    Students enter short videos using Japanese language and prizes are awarded in each

    category. I watched last year’s top prize winners – each video showed Australian children

    acting out skits in Japanese, and they were all strong efforts. This year the deadline for

    entries is 1 September and I look forward to seeing new works.

    For Japanese language teachers, the Japan Foundation Sydney conducts various

    training (professional development) and provides teaching materials. Given the large

    number of Japanese language learners, it is all the more important to ensure the quality

    of Japanese language teachers. According to Japanese language education experts at

    the Japan Foundation, the Australian curriculum is well devised and of very high quality.

    This is also reflected in foreign language teaching -- I believe it is the result of many

    years of effort by the people involved in Japanese language education and what we see

    on the ground in the classroom is the outcome.

    The Japan Foundation Sydney’s “Japanese language” website

    The Japan Foundation Sydney also offers Japanese language courses to the general

    public for adult learners. Due to measures against COVID-19, classes are currently being

    conducted online, but thanks to the move online, people in regional areas are also able

    to participate.

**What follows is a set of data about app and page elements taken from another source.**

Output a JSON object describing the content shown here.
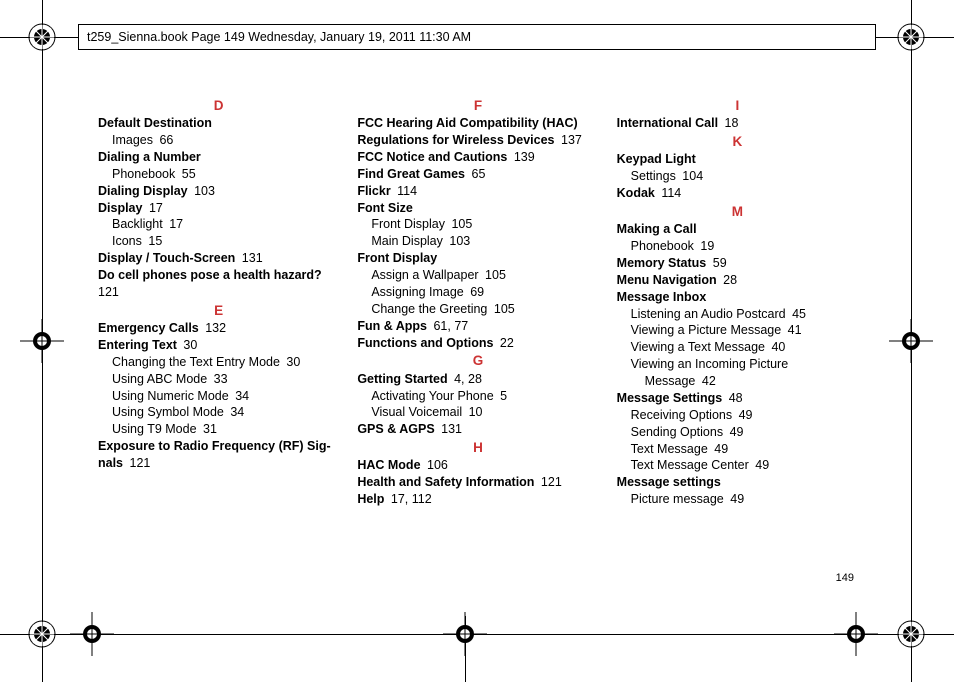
{
  "header": "t259_Sienna.book  Page 149  Wednesday, January 19, 2011  11:30 AM",
  "page_number": "149",
  "columns": [
    [
      {
        "type": "letter",
        "text": "D"
      },
      {
        "type": "main",
        "text": "Default Destination",
        "pg": ""
      },
      {
        "type": "sub",
        "text": "Images",
        "pg": "66"
      },
      {
        "type": "main",
        "text": "Dialing a Number",
        "pg": ""
      },
      {
        "type": "sub",
        "text": "Phonebook",
        "pg": "55"
      },
      {
        "type": "main",
        "text": "Dialing Display",
        "pg": "103"
      },
      {
        "type": "main",
        "text": "Display",
        "pg": "17"
      },
      {
        "type": "sub",
        "text": "Backlight",
        "pg": "17"
      },
      {
        "type": "sub",
        "text": "Icons",
        "pg": "15"
      },
      {
        "type": "main",
        "text": "Display / Touch-Screen",
        "pg": "131"
      },
      {
        "type": "main",
        "text": "Do cell phones pose a health hazard?",
        "pg": ""
      },
      {
        "type": "cont",
        "text": "121"
      },
      {
        "type": "letter",
        "text": "E"
      },
      {
        "type": "main",
        "text": "Emergency Calls",
        "pg": "132"
      },
      {
        "type": "main",
        "text": "Entering Text",
        "pg": "30"
      },
      {
        "type": "sub",
        "text": "Changing the Text Entry Mode",
        "pg": "30"
      },
      {
        "type": "sub",
        "text": "Using ABC Mode",
        "pg": "33"
      },
      {
        "type": "sub",
        "text": "Using Numeric Mode",
        "pg": "34"
      },
      {
        "type": "sub",
        "text": "Using Symbol Mode",
        "pg": "34"
      },
      {
        "type": "sub",
        "text": "Using T9 Mode",
        "pg": "31"
      },
      {
        "type": "main",
        "text": "Exposure to Radio Frequency (RF) Sig-",
        "pg": ""
      },
      {
        "type": "mainwrap",
        "text": "nals",
        "pg": "121"
      }
    ],
    [
      {
        "type": "letter",
        "text": "F"
      },
      {
        "type": "main",
        "text": "FCC Hearing Aid Compatibility (HAC)",
        "pg": ""
      },
      {
        "type": "mainwrap",
        "text": "Regulations for Wireless Devices",
        "pg": "137"
      },
      {
        "type": "main",
        "text": "FCC Notice and Cautions",
        "pg": "139"
      },
      {
        "type": "main",
        "text": "Find Great Games",
        "pg": "65"
      },
      {
        "type": "main",
        "text": "Flickr",
        "pg": "114"
      },
      {
        "type": "main",
        "text": "Font Size",
        "pg": ""
      },
      {
        "type": "sub",
        "text": "Front Display",
        "pg": "105"
      },
      {
        "type": "sub",
        "text": "Main Display",
        "pg": "103"
      },
      {
        "type": "main",
        "text": "Front Display",
        "pg": ""
      },
      {
        "type": "sub",
        "text": "Assign a Wallpaper",
        "pg": "105"
      },
      {
        "type": "sub",
        "text": "Assigning Image",
        "pg": "69"
      },
      {
        "type": "sub",
        "text": "Change the Greeting",
        "pg": "105"
      },
      {
        "type": "main",
        "text": "Fun & Apps",
        "pg": "61, 77"
      },
      {
        "type": "main",
        "text": "Functions and Options",
        "pg": "22"
      },
      {
        "type": "letter",
        "text": "G"
      },
      {
        "type": "main",
        "text": "Getting Started",
        "pg": "4, 28"
      },
      {
        "type": "sub",
        "text": "Activating Your Phone",
        "pg": "5"
      },
      {
        "type": "sub",
        "text": "Visual Voicemail",
        "pg": "10"
      },
      {
        "type": "main",
        "text": "GPS & AGPS",
        "pg": "131"
      },
      {
        "type": "letter",
        "text": "H"
      },
      {
        "type": "main",
        "text": "HAC Mode",
        "pg": "106"
      },
      {
        "type": "main",
        "text": "Health and Safety Information",
        "pg": "121"
      },
      {
        "type": "main",
        "text": "Help",
        "pg": "17, 112"
      }
    ],
    [
      {
        "type": "letter",
        "text": "I"
      },
      {
        "type": "main",
        "text": "International Call",
        "pg": "18"
      },
      {
        "type": "letter",
        "text": "K"
      },
      {
        "type": "main",
        "text": "Keypad Light",
        "pg": ""
      },
      {
        "type": "sub",
        "text": "Settings",
        "pg": "104"
      },
      {
        "type": "main",
        "text": "Kodak",
        "pg": "114"
      },
      {
        "type": "letter",
        "text": "M"
      },
      {
        "type": "main",
        "text": "Making a Call",
        "pg": ""
      },
      {
        "type": "sub",
        "text": "Phonebook",
        "pg": "19"
      },
      {
        "type": "main",
        "text": "Memory Status",
        "pg": "59"
      },
      {
        "type": "main",
        "text": "Menu Navigation",
        "pg": "28"
      },
      {
        "type": "main",
        "text": "Message Inbox",
        "pg": ""
      },
      {
        "type": "sub",
        "text": "Listening an Audio Postcard",
        "pg": "45"
      },
      {
        "type": "sub",
        "text": "Viewing a Picture Message",
        "pg": "41"
      },
      {
        "type": "sub",
        "text": "Viewing a Text Message",
        "pg": "40"
      },
      {
        "type": "sub",
        "text": "Viewing an Incoming Picture",
        "pg": ""
      },
      {
        "type": "sub2",
        "text": "Message",
        "pg": "42"
      },
      {
        "type": "main",
        "text": "Message Settings",
        "pg": "48"
      },
      {
        "type": "sub",
        "text": "Receiving Options",
        "pg": "49"
      },
      {
        "type": "sub",
        "text": "Sending Options",
        "pg": "49"
      },
      {
        "type": "sub",
        "text": "Text Message",
        "pg": "49"
      },
      {
        "type": "sub",
        "text": "Text Message Center",
        "pg": "49"
      },
      {
        "type": "main",
        "text": "Message settings",
        "pg": ""
      },
      {
        "type": "sub",
        "text": "Picture message",
        "pg": "49"
      }
    ]
  ]
}
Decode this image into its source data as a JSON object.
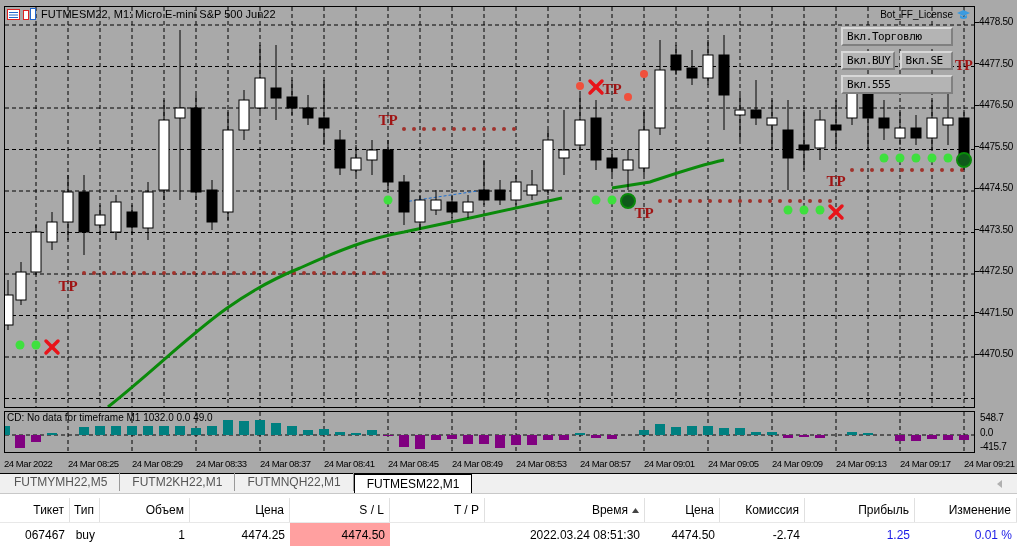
{
  "chart": {
    "title": "FUTMESM22, M1: Micro E-mini S&P 500 Jun22",
    "license": "Bot_FF_License",
    "buttons": [
      "Вкл.Торговлю",
      "Вкл.BUY",
      "Вкл.SE",
      "Вкл.555"
    ],
    "tp_labels": [
      "TP",
      "TP",
      "TP",
      "TP",
      "TP",
      "TP"
    ],
    "price_labels": [
      "4478.50",
      "4477.50",
      "4476.50",
      "4475.50",
      "4474.50",
      "4473.50",
      "4472.50",
      "4471.50",
      "4470.50"
    ],
    "indicator": {
      "label": "CD: No data for timeframe M1 1032.0 0.0 49.0",
      "scale": [
        "548.7",
        "0.0",
        "-415.7"
      ]
    },
    "time_labels": [
      "24 Mar 2022",
      "24 Mar 08:25",
      "24 Mar 08:29",
      "24 Mar 08:33",
      "24 Mar 08:37",
      "24 Mar 08:41",
      "24 Mar 08:45",
      "24 Mar 08:49",
      "24 Mar 08:53",
      "24 Mar 08:57",
      "24 Mar 09:01",
      "24 Mar 09:05",
      "24 Mar 09:09",
      "24 Mar 09:13",
      "24 Mar 09:17",
      "24 Mar 09:21"
    ]
  },
  "tabs": [
    {
      "label": "FUTMYMH22,M5",
      "selected": false
    },
    {
      "label": "FUTM2KH22,M1",
      "selected": false
    },
    {
      "label": "FUTMNQH22,M1",
      "selected": false
    },
    {
      "label": "FUTMESM22,M1",
      "selected": true
    }
  ],
  "table": {
    "columns": [
      {
        "label": "Тикет",
        "sorted": false
      },
      {
        "label": "Тип",
        "sorted": false
      },
      {
        "label": "Объем",
        "sorted": false
      },
      {
        "label": "Цена",
        "sorted": false
      },
      {
        "label": "S / L",
        "sorted": false
      },
      {
        "label": "T / P",
        "sorted": false
      },
      {
        "label": "Время",
        "sorted": true
      },
      {
        "label": "Цена",
        "sorted": false
      },
      {
        "label": "Комиссия",
        "sorted": false
      },
      {
        "label": "Прибыль",
        "sorted": false
      },
      {
        "label": "Изменение",
        "sorted": false
      }
    ],
    "rows": [
      {
        "cells": [
          {
            "text": "067467"
          },
          {
            "text": "buy"
          },
          {
            "text": "1"
          },
          {
            "text": "4474.25"
          },
          {
            "text": "4474.50",
            "highlighted": true
          },
          {},
          {
            "text": "2022.03.24 08:51:30"
          },
          {
            "text": "4474.50"
          },
          {
            "text": "-2.74"
          },
          {
            "text": "1.25"
          },
          {
            "text": "0.01 %"
          }
        ]
      }
    ]
  }
}
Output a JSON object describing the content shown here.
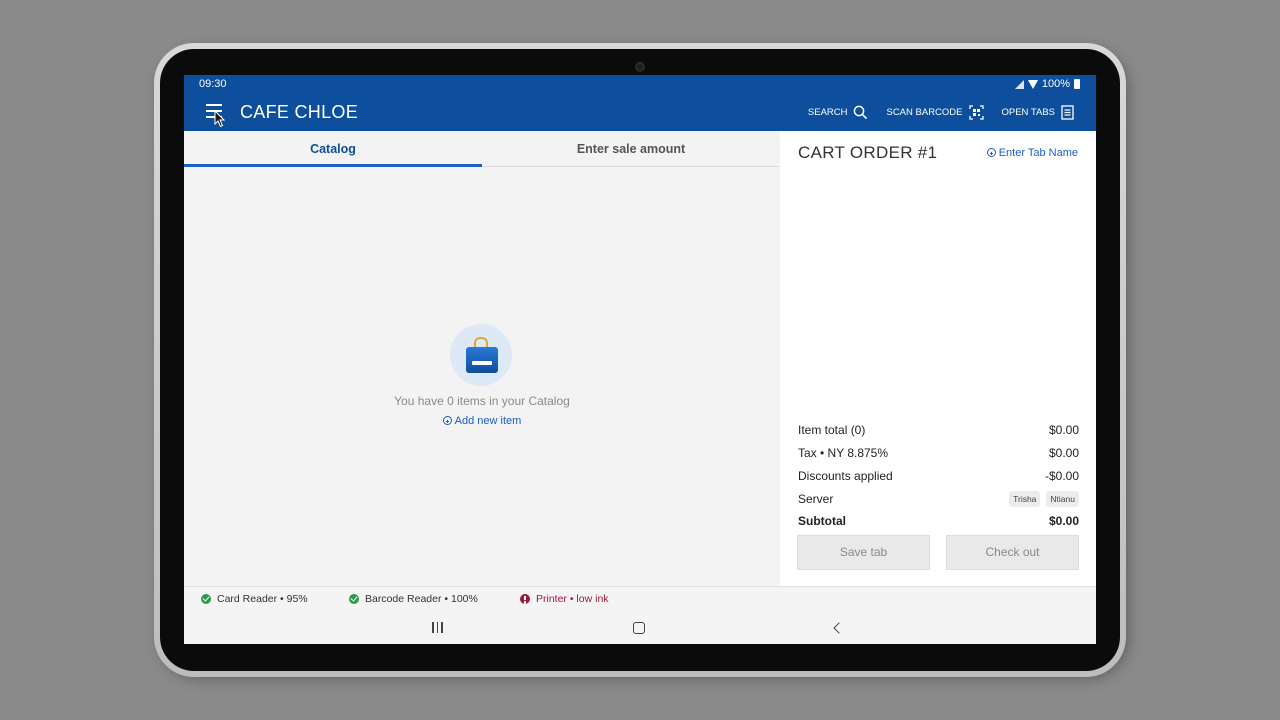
{
  "status_bar": {
    "time": "09:30",
    "battery": "100%"
  },
  "app_bar": {
    "title": "CAFE CHLOE",
    "actions": {
      "search": "SEARCH",
      "scan_barcode": "SCAN BARCODE",
      "open_tabs": "OPEN TABS"
    }
  },
  "catalog": {
    "tabs": {
      "catalog": "Catalog",
      "enter_sale": "Enter sale amount"
    },
    "active_tab": "Catalog",
    "empty_message": "You have 0 items in your Catalog",
    "add_item_label": "Add new item"
  },
  "cart": {
    "title": "CART ORDER #1",
    "enter_tab_name": "Enter Tab Name",
    "rows": {
      "item_total": {
        "label": "Item total (0)",
        "value": "$0.00"
      },
      "tax": {
        "label": "Tax •  NY 8.875%",
        "value": "$0.00"
      },
      "discounts": {
        "label": "Discounts applied",
        "value": "-$0.00"
      },
      "server": {
        "label": "Server",
        "chips": [
          "Trisha",
          "Ntianu"
        ]
      },
      "subtotal": {
        "label": "Subtotal",
        "value": "$0.00"
      }
    },
    "buttons": {
      "save_tab": "Save tab",
      "check_out": "Check out"
    }
  },
  "devices": {
    "card_reader": "Card Reader • 95%",
    "barcode_reader": "Barcode Reader • 100%",
    "printer": "Printer • low ink"
  },
  "colors": {
    "brand_blue": "#0d4f9c",
    "link_blue": "#1a5fc4",
    "ok_green": "#2b9a4a",
    "alert_red": "#9b1b3a"
  }
}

The Japan Foundation operates an online Japanese language learning

    platform called “Minato”, and i